Figure 4-15. Brush "Chatter" Action.
(i) After conditioning a commutator, ensure
(e) Check film on commutator for even and
that it is clean of traces of copper, carbon, or other
uniform color (fig 4-17). The color should be be-
tween light to dark brown. Clean the commutator as
frequently as required to maintain the proper color.
4-4. Motor operating considerations.
(f) Copper pickup from the commutator sur-
face, indicated when copper fragments become em-
Often problems that cause motor breakdown and
premature failure can be traced to inadequate con-
bedded in the brush faces, constitutes a danger sig-
nal and, unless corrected, becomes progressively
sideration of operation and application of the motor.
To enhance motor operation and improve longevity
worse. The condition can be corrected by providing
consider application, type of motor, horsepower,
proper bar-edge bevelling, sanding the brush faces,
speed, voltage rating and environmental conditions
and thoroughly blowing out the motor after all other
work has been completed.
(table 4-1). The following paragraphs reiterate the
major causes of motor failures.
(g) Check the commutator concentricity with
a. Dirt. Dirt can: plug ventilating spaces, inter-
a dial gauge (fig 4-18). A dial reading of .001 inch on
fering with proper cooling; glaze the faces of com-
high speed machines to several thousandths of an
mutator brushes, resulting in harmfiul sparking;
inch on low speed machines can be considered nor-
blanket windings, interfering with heat radiation
mal. When evidence indicates that the commutator
is out of round or eccentric (fig 4-19), it can be
and causing dangerous temperature rises; build
into a hazard of shorting or grounding, if metallic
restored by grinding" with a grinding rig. While
particles are present and, cause complete motor
grinding, vacuum frequently to prevent copper and
stone grindings from getting into the windings.
Grinding should be performed only by experienced
b. Dust. In open-type motors, use every possible
personnel when the proper tools are available.
means of keeping out dust. Under no condition
should dust be allowed to come in contact with the
(h) After grinding the commutator, the mica
insulation separating the copper segments must be
bearings. Keep the oil-fill caps closed at all times;
undercut (fig 4-20). Bevel the edges of the bar and
maintain the dust seals and gaskets in good condi-
clean the commutator slots. Bevelling eliminates
tion and replace them when worn. Keep plenty of
the sharp edge under the brush at the entering side.
clean rags available for wiping off the motor hous-
Again, follow the manufacturer's instructions in
ings, cleaning commutators and removing dust from
this repair function.

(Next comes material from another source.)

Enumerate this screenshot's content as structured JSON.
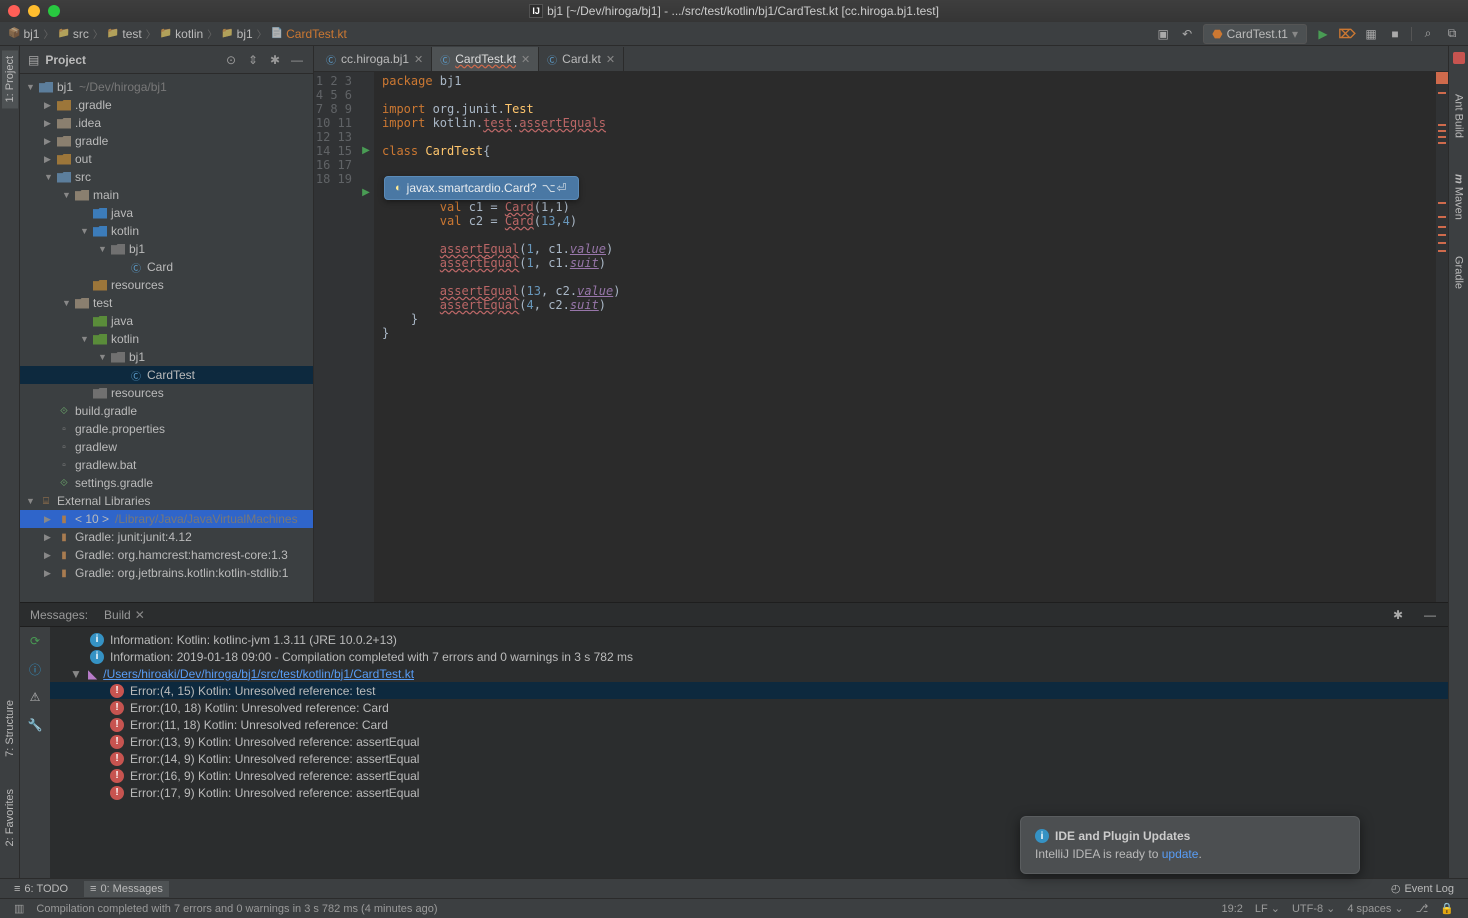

Do not attempt this operation
wound sections. Vacuum loose dirt within the motor.
unless proper tools, instruments, and qualified per-
If vacuum cleaning is not effective, blow out the
sonnel are available.
windings with dry compressed air at a pressure not